Jennifer Brewer Stone

Jellyfish Rising, 2022

Mixed media



I strive to make the unseen seen, whether that’s awe of the beauty in nature, or awe at the strength of a person or community. The preciousness of life. I use transparency, texture, saturated oil paint and sometimes resin in mixed media to encourage the viewer to look deeper and more closely. I’m drawn to the bright colors and exotic forms found in tropical areas. I am fascinated by the idea that something in our world can look fantastical, but it really exists.

Nature also has a contradiction of beauty and danger that attracts me. Some of the most brightly colored plants and animals are poisonous. These plants and animals tell me that sometimes you have to take risks to achieve beauty.

My IVF (In Vitro Fertilization) Series explores nesting in my pincushion piece, and whimsy with embryos as Hans Solo frozen in ice in my Three Frozen Embryos piece. I’m utilizing resin and texture along with a whole variety of new mixed-media options for this series including 3D printed baby/no baby dice. The series will use games and playfulness to make this serious subject more accessible, and will become a solo exhibition.

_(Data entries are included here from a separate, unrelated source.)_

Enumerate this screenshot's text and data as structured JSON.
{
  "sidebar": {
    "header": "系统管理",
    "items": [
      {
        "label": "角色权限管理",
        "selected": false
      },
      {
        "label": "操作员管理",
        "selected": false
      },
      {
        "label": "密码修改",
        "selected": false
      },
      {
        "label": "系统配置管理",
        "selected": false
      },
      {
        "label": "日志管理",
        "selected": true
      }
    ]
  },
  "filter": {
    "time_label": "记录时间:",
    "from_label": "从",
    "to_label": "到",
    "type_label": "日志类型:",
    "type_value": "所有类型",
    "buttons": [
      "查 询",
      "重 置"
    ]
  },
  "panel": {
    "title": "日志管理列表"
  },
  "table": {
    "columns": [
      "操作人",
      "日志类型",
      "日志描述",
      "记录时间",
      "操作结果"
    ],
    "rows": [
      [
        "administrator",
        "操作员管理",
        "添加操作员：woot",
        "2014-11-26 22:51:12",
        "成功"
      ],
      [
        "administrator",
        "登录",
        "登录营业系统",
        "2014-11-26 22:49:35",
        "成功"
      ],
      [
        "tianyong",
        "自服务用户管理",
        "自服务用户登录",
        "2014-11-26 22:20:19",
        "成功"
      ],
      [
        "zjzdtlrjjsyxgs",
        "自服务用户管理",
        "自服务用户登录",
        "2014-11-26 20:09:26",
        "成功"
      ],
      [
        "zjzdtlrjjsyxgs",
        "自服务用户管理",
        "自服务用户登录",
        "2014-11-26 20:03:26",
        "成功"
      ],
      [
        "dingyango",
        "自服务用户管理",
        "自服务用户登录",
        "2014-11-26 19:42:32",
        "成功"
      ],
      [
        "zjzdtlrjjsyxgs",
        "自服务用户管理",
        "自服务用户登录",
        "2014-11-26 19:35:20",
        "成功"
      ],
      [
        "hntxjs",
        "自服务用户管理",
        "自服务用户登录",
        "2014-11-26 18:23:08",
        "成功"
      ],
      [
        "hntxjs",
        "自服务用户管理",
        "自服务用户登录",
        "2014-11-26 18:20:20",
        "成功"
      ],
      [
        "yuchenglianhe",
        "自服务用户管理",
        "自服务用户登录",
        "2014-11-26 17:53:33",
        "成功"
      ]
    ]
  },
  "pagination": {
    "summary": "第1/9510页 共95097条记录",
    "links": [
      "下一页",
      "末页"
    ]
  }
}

Description of Material and Technique:

I use photos as reference to juxtapose natural elements and create new thought-provoking environments. I paint with oil on canvas or panel. I use thin layers and dry brushes at times to keep the color sharp and the edges crisp.

Jellyfish Rising (#1), is from my Dance of Life series, using molding paste underneath, resin and oil paint. The molding paste texture on the edges combines all different forms of water from different spatial dimensions: the way waves look when seen from a plane, watching the bank of a river or a cresting wave in the sea, and the smallest form of water in the tiny droplets that form the wave itself. I apply the paste with a large palette knife, then remove some by using a pull up motion (like pulling peanut butter away from bread) to create this particular wavy texture. The tentacles of the jellyfish were applied with a very small liner brush. This is the most time-intensive part painting-wise, and can take ten to forty hours per piece. Shown here also are pieces combining the three techniques, with resin, texture, and other effects intermixed in For the Love of Science: Oxytocin.